TASK OBJECTIVE | Reproduce all the entries exactly and keep the pictures out.

EXERCISE DATA |
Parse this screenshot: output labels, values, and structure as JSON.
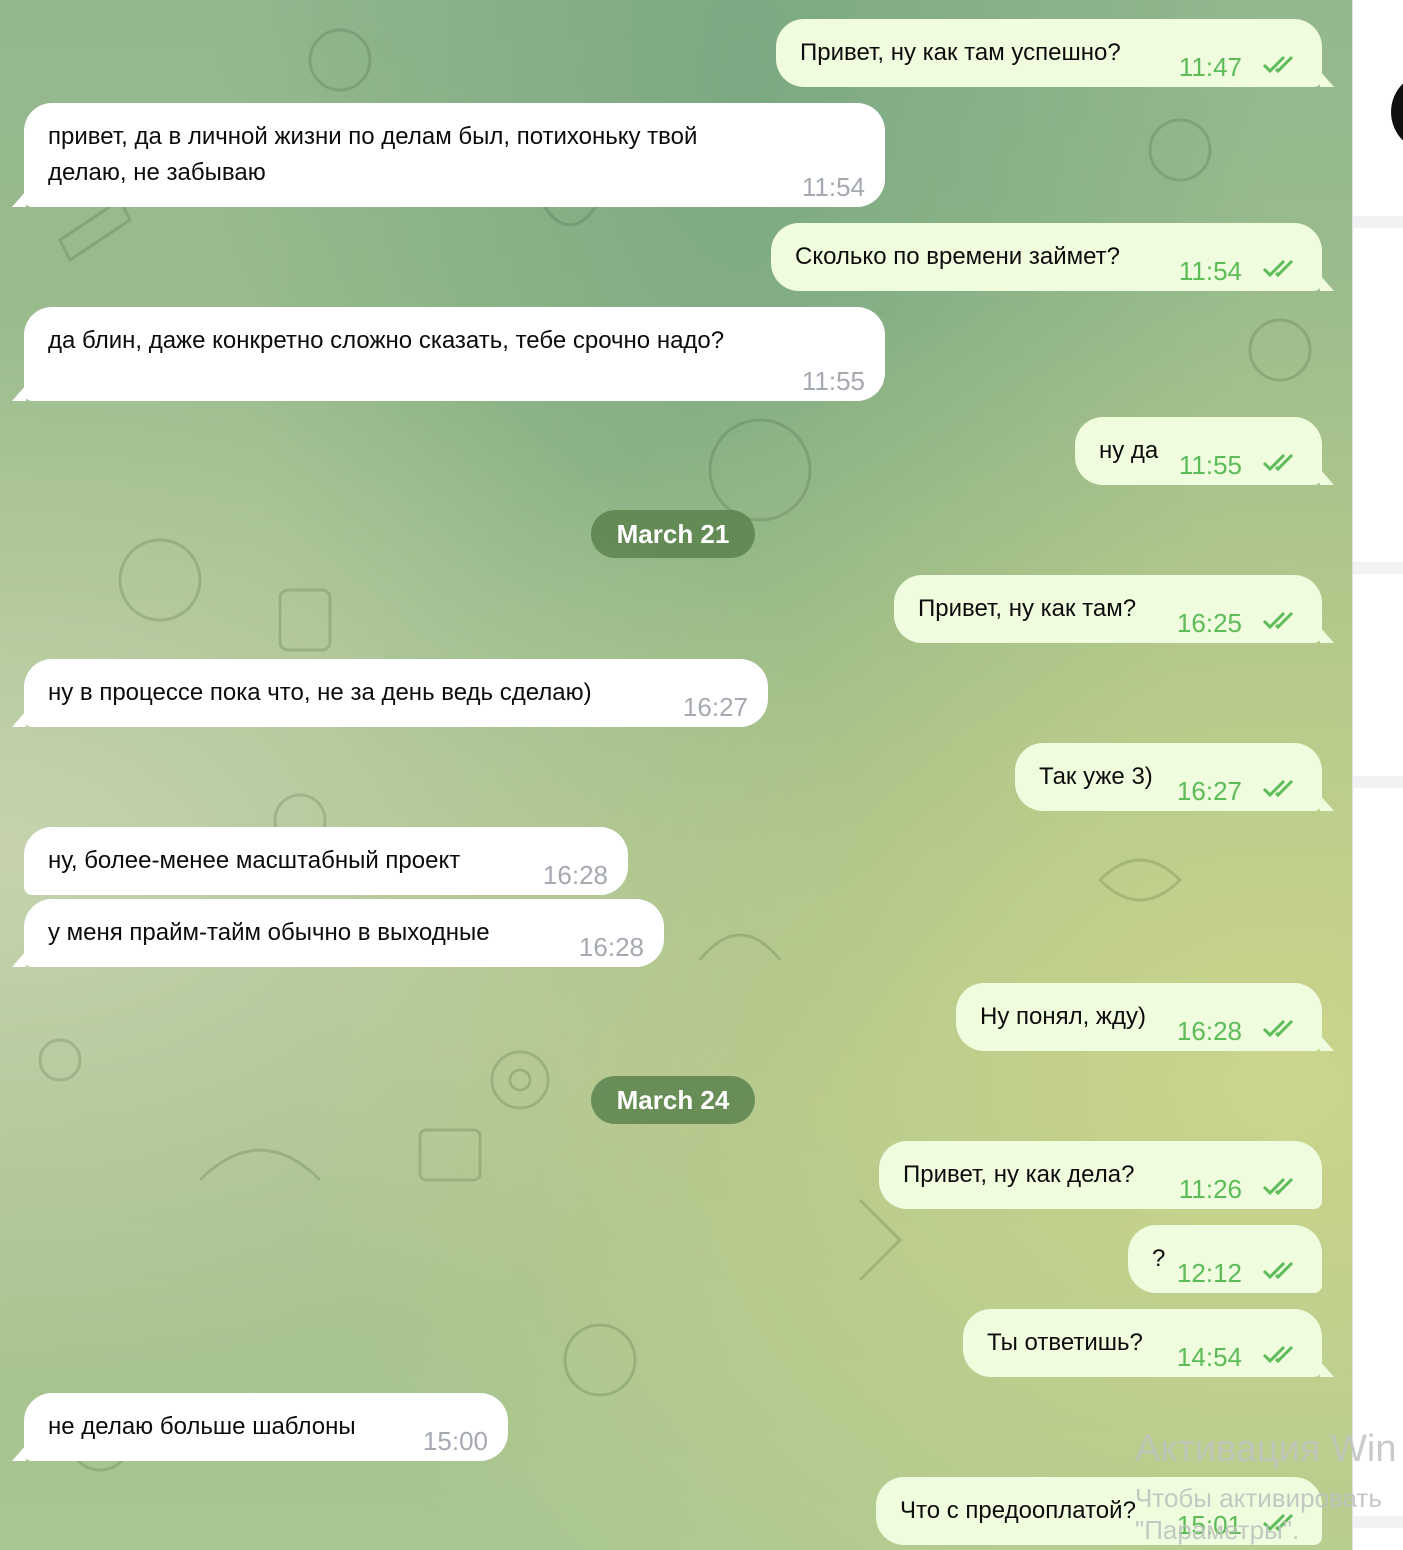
{
  "messages": [
    {
      "dir": "out",
      "text": "Привет, ну как там успешно?",
      "time": "11:47"
    },
    {
      "dir": "in",
      "text_line1": "привет, да в личной жизни по делам был, потихоньку твой",
      "text_line2": "делаю, не забываю",
      "time": "11:54"
    },
    {
      "dir": "out",
      "text": "Сколько по времени займет?",
      "time": "11:54"
    },
    {
      "dir": "in",
      "text": "да блин, даже конкретно сложно сказать, тебе срочно надо?",
      "time": "11:55"
    },
    {
      "dir": "out",
      "text": "ну да",
      "time": "11:55"
    },
    {
      "dir": "out",
      "text": "Привет, ну как там?",
      "time": "16:25"
    },
    {
      "dir": "in",
      "text": "ну в процессе пока что, не за день ведь сделаю)",
      "time": "16:27"
    },
    {
      "dir": "out",
      "text": "Так уже 3)",
      "time": "16:27"
    },
    {
      "dir": "in",
      "text": "ну, более-менее масштабный проект",
      "time": "16:28"
    },
    {
      "dir": "in",
      "text": "у меня прайм-тайм обычно в выходные",
      "time": "16:28"
    },
    {
      "dir": "out",
      "text": "Ну понял, жду)",
      "time": "16:28"
    },
    {
      "dir": "out",
      "text": "Привет, ну как дела?",
      "time": "11:26"
    },
    {
      "dir": "out",
      "text": "?",
      "time": "12:12"
    },
    {
      "dir": "out",
      "text": "Ты ответишь?",
      "time": "14:54"
    },
    {
      "dir": "in",
      "text": "не делаю больше шаблоны",
      "time": "15:00"
    },
    {
      "dir": "out",
      "text": "Что с предооплатой?",
      "time": "15:01"
    }
  ],
  "dates": [
    "March 21",
    "March 24"
  ],
  "watermark": {
    "line1": "Активация Win",
    "line2": "Чтобы активировать",
    "line3": "\"Параметры\"."
  },
  "icons": {
    "read_receipt": "double-check-icon"
  },
  "colors": {
    "outgoing_bubble": "#effdde",
    "incoming_bubble": "#ffffff",
    "time_outgoing": "#5dbb5a",
    "time_incoming": "#a5aab0",
    "date_badge": "#5c824e"
  }
}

TASK RESPONSE |
Parse this screenshot: output labels, values, and structure as JSON.
{
  "messages": [
    {
      "dir": "out",
      "text": "Привет, ну как там успешно?",
      "time": "11:47"
    },
    {
      "dir": "in",
      "text_line1": "привет, да в личной жизни по делам был, потихоньку твой",
      "text_line2": "делаю, не забываю",
      "time": "11:54"
    },
    {
      "dir": "out",
      "text": "Сколько по времени займет?",
      "time": "11:54"
    },
    {
      "dir": "in",
      "text": "да блин, даже конкретно сложно сказать, тебе срочно надо?",
      "time": "11:55"
    },
    {
      "dir": "out",
      "text": "ну да",
      "time": "11:55"
    },
    {
      "dir": "out",
      "text": "Привет, ну как там?",
      "time": "16:25"
    },
    {
      "dir": "in",
      "text": "ну в процессе пока что, не за день ведь сделаю)",
      "time": "16:27"
    },
    {
      "dir": "out",
      "text": "Так уже 3)",
      "time": "16:27"
    },
    {
      "dir": "in",
      "text": "ну, более-менее масштабный проект",
      "time": "16:28"
    },
    {
      "dir": "in",
      "text": "у меня прайм-тайм обычно в выходные",
      "time": "16:28"
    },
    {
      "dir": "out",
      "text": "Ну понял, жду)",
      "time": "16:28"
    },
    {
      "dir": "out",
      "text": "Привет, ну как дела?",
      "time": "11:26"
    },
    {
      "dir": "out",
      "text": "?",
      "time": "12:12"
    },
    {
      "dir": "out",
      "text": "Ты ответишь?",
      "time": "14:54"
    },
    {
      "dir": "in",
      "text": "не делаю больше шаблоны",
      "time": "15:00"
    },
    {
      "dir": "out",
      "text": "Что с предооплатой?",
      "time": "15:01"
    }
  ],
  "dates": [
    "March 21",
    "March 24"
  ],
  "watermark": {
    "line1": "Активация Win",
    "line2": "Чтобы активировать",
    "line3": "\"Параметры\"."
  },
  "icons": {
    "read_receipt": "double-check-icon"
  },
  "colors": {
    "outgoing_bubble": "#effdde",
    "incoming_bubble": "#ffffff",
    "time_outgoing": "#5dbb5a",
    "time_incoming": "#a5aab0",
    "date_badge": "#5c824e"
  }
}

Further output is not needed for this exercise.